  Attribution-ShareAlike CC-BY-SA (1.0 2.0 2.5 3.0 4.0)   OK


@Jeff G.:, that's fantastic, thank you! That was quite a bit of work, I really appreciate your contribution! If I can make a suggestion, the icons are a bit small to read - could we maybe stretch to 100x35px?   Cnbrb (talk) 15:23, 21 September 2017 (UTC)
@Cnbrb: sure, 35px high rows it is, I copied from the previous table, which didn't have icons with much to read.   — Jeff G. ツ 15:37, 21 September 2017 (UTC)
@Jeff G.:, great stuff, thanks again! So have we covered all the CC scenarios appropriate for this page? I think we should insert this into the main project page, in the Acceptable licenses section. The cartoons are cute, but we may have to shuffle them around to accommodate this table, as I think this is more important. Cnbrb (talk) 15:49, 21 September 2017 (UTC)
@Cnbrb: Exactly how would you change the structure of the project page to accommodate this table? I envision a "Creative Commons licenses" section near the bottom, linked from the "Well-known licenses" subsection.   — Jeff G. ツ 16:06, 21 September 2017 (UTC)
@Jeff G.: I reckon this is really essential information and should be near the top in the first section where the reader can at once refer to it when trying to find out if an image is allowed or not. I think this is the key goal for reading this page. Maybe it would sit naturally in the Well-known licenses section? When I mention layout, I was really concerned about a table sitting next to right-aligned images and crashing into them! Cnbrb (talk) 16:28, 21 September 2017 (UTC)

Appropriate Licence and data?Edit

I uploaded a my photo Vergine e Bambino con san Giuseppe, il beato Amato e san Carlo Borromeo (Cialdieri), made by myself to a painting of the XXVII century. Have I chosen the right licence declaration? Which date do I have to choose? The moment I've taken the photo (last Saturday), or when the painting has been concluded (1621 c.a.)? Who is the ower? Myself (the author of the photo) or the painter (Girolamo Cialdieri, the author of the painting)? --Skyfall (talk) 13:58, 7 September 2017 (UTC)

@Skyfall: Hi,
What is important here is the painting. So the author is the painter, and the date should be when it was painted. I fixed the license for you. Additionally, you can mention that you are the photographer. Regards, Yann (talk) 14:43, 7 September 2017 (UTC)
Thank you! --Skyfall (talk) 15:16, 7 September 2017 (UTC)

Attribution-ShareAlike 3.0 IGOEdit

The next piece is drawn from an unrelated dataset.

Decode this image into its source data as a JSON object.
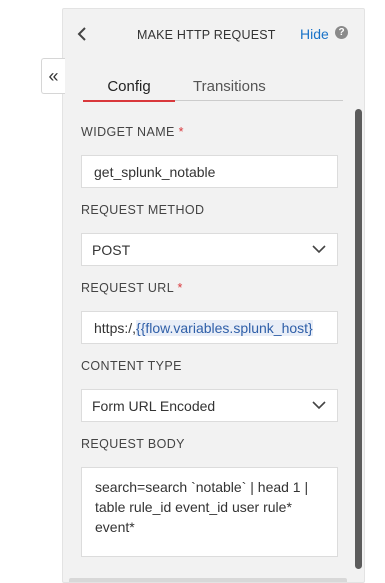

Is ist possible to upload pictures licensed under Attribution-ShareAlike 3.0 IGO? --Giftzwerg 88 (talk) 10:40, 10 September 2017 (UTC)

Yes; the template is called {{cc-by-sa-3.0-igo}}. LX (talk, contribs) 11:22, 10 September 2017 (UTC)
Return to the project page "Licensing".